The calculations made by a dive computer, however good the formulas are, remain estimates. Diving with a dive computer has the risk, especially if you do several dives in a day or week, looking for the limits. Don’t do this and always stay in the safe margin and don’t look for the limits! In addition, a computer may fail during diving, so it is advisable to have a pressure gauge or analog submersible watch as a reserve.
Different types and models of dive computers
There are different models of dive computers. There are devices that can be worn on the wrist, wrist dive computers. These have a big screen (big display) and a standard clock format that you can take in your spare time. There are also computers that are integrated into the diving console, including or not a pressure gauge and a compass.
A dive computer can also be integrated with air or gas. This means that the computer is connected to a hose or wirelessly through a transmitter to the first stage of the dive bottle and therefore the pressure is displayed on the screen. In fact, an integrated dive computer continuously calculates how much air is still available and notifies you if you have to ascend.
The Galileo Luna is an example of a wirelessly integrated air dive computer. The Mares Mission Puck 2 is an example of a gas dive computer built into the console
The functions of a dive computer

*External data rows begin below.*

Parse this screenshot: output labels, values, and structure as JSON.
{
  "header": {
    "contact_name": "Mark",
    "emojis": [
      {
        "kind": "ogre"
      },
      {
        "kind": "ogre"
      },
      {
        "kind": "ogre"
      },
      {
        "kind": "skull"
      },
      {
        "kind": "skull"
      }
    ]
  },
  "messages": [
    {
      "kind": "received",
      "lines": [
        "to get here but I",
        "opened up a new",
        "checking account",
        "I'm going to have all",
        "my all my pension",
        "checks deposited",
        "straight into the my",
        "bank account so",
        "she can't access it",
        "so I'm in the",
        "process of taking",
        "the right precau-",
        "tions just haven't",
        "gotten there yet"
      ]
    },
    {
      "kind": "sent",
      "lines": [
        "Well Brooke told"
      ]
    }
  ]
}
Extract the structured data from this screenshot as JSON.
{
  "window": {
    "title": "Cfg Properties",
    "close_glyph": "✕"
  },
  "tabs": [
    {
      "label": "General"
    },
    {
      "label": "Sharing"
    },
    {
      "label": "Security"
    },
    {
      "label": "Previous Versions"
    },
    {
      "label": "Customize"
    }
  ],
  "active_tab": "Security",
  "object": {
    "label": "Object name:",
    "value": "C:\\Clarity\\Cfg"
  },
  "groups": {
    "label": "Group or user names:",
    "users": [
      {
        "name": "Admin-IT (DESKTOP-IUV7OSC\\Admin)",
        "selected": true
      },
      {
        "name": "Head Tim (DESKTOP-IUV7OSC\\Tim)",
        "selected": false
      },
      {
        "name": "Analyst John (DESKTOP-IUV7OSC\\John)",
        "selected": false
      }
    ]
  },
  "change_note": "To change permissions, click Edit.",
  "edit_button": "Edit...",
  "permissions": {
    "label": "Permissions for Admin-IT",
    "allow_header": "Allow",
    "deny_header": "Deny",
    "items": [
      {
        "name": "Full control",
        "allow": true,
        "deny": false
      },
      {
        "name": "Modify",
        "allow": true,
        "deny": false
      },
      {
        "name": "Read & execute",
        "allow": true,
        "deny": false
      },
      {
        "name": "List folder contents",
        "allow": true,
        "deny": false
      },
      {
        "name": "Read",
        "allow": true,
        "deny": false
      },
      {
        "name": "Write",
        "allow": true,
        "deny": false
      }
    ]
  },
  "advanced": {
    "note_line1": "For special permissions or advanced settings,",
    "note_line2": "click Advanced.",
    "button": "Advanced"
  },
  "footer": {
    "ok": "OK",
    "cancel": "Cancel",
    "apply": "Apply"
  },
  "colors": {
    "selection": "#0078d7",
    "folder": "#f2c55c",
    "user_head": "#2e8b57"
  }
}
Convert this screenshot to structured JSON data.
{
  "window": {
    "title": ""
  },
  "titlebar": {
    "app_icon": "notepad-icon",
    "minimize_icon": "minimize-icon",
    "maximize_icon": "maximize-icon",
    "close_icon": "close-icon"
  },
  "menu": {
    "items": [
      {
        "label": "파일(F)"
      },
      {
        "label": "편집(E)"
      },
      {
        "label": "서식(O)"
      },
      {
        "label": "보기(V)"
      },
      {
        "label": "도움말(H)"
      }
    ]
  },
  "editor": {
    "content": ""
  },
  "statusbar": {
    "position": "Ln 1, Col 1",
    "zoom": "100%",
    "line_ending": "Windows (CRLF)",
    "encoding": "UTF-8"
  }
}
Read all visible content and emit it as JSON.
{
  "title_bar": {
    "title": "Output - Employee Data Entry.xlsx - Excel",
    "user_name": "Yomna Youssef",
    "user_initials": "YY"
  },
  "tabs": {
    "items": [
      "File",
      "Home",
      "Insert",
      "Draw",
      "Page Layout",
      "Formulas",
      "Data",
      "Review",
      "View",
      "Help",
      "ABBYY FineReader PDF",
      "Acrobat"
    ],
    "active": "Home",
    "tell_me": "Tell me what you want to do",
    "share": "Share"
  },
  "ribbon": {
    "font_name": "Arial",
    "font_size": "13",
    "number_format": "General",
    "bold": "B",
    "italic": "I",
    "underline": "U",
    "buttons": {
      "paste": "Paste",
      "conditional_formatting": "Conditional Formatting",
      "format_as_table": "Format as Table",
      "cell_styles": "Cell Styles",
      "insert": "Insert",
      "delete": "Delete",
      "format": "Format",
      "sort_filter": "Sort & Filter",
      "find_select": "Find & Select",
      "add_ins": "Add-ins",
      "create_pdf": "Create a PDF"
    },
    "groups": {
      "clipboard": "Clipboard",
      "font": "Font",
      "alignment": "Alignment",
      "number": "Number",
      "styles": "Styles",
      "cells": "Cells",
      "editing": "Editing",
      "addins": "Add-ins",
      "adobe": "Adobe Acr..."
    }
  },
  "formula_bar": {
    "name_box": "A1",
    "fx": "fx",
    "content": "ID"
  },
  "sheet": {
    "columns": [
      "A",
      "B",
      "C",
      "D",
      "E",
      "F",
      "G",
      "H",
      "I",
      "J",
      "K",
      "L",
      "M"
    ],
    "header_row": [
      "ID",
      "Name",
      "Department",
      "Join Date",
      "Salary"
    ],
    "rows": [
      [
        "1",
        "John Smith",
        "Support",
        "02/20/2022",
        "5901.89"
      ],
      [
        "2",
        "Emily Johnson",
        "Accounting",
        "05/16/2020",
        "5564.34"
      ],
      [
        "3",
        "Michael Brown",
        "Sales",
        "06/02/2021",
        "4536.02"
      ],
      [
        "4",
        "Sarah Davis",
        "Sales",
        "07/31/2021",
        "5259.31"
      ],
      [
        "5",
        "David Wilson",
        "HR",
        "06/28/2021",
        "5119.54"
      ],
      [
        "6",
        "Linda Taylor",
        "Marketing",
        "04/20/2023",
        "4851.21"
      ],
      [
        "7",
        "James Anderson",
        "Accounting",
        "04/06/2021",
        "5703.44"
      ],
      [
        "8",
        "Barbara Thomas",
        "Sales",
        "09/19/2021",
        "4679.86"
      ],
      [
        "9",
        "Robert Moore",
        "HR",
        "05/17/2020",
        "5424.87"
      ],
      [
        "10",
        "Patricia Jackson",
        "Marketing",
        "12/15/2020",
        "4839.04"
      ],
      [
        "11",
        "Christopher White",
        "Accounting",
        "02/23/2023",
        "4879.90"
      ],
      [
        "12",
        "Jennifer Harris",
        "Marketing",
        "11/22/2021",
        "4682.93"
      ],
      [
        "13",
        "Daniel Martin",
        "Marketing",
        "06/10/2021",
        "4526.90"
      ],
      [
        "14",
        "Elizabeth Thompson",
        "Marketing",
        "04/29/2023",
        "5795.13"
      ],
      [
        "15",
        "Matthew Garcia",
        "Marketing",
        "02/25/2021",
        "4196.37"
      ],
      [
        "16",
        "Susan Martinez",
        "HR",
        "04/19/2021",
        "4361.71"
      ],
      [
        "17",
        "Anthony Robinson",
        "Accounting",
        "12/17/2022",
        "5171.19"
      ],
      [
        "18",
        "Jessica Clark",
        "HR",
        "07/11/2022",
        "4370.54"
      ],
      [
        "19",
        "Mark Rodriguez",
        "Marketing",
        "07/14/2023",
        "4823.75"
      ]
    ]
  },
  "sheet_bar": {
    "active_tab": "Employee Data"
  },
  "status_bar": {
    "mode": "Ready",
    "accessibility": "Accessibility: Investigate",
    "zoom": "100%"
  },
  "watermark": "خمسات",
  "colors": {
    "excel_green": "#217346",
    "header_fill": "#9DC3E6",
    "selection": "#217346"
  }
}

A dive computer measures at least the ambient pressure (depth) and elapsed time (of diving). Based on that and by means of the determined data, the computer calculates the time of the safe dive, the depth of the dive and the necessary decompression stops (the depth and time) based on its diving profile. The computer continuously calculates throughout the immersion the saturation of nitrogen in the different tissues of our body. There are too many mathematical functions and models to treat them all here.
A dive computer is easy to operate and read. Some basic features that must be present in each dive computer are:
- The depth
- The remaining time for free ascent (without decompression stops)
- The immersion time (underwater time)
- Battery indicator
Dive computers that only provide the aforementioned information are called bottom timer (immersion timer). Modern computers can indicate much more, depending on the model, on the following data (or offer the ability to view the data):
- The speed of ascent (and the speed of descent)
- The water’s temperature
- A logbook (data from previous dives)
- If decompression stop is necessary (depth and time)
- No-fly time (the time before you can fly again)
- A compass
- Immersion profiles
- Personal settings
- Safety stops and deep stops
- Desaturation time
- Planning tools
- The pressure (integrated air/gas) in the diving bottle
- Estimated remaining immersion time (integrated air/gas)
- Air, gas/nitrox or gauge dive mode
- Date and Time
Always use a dive computer rightly!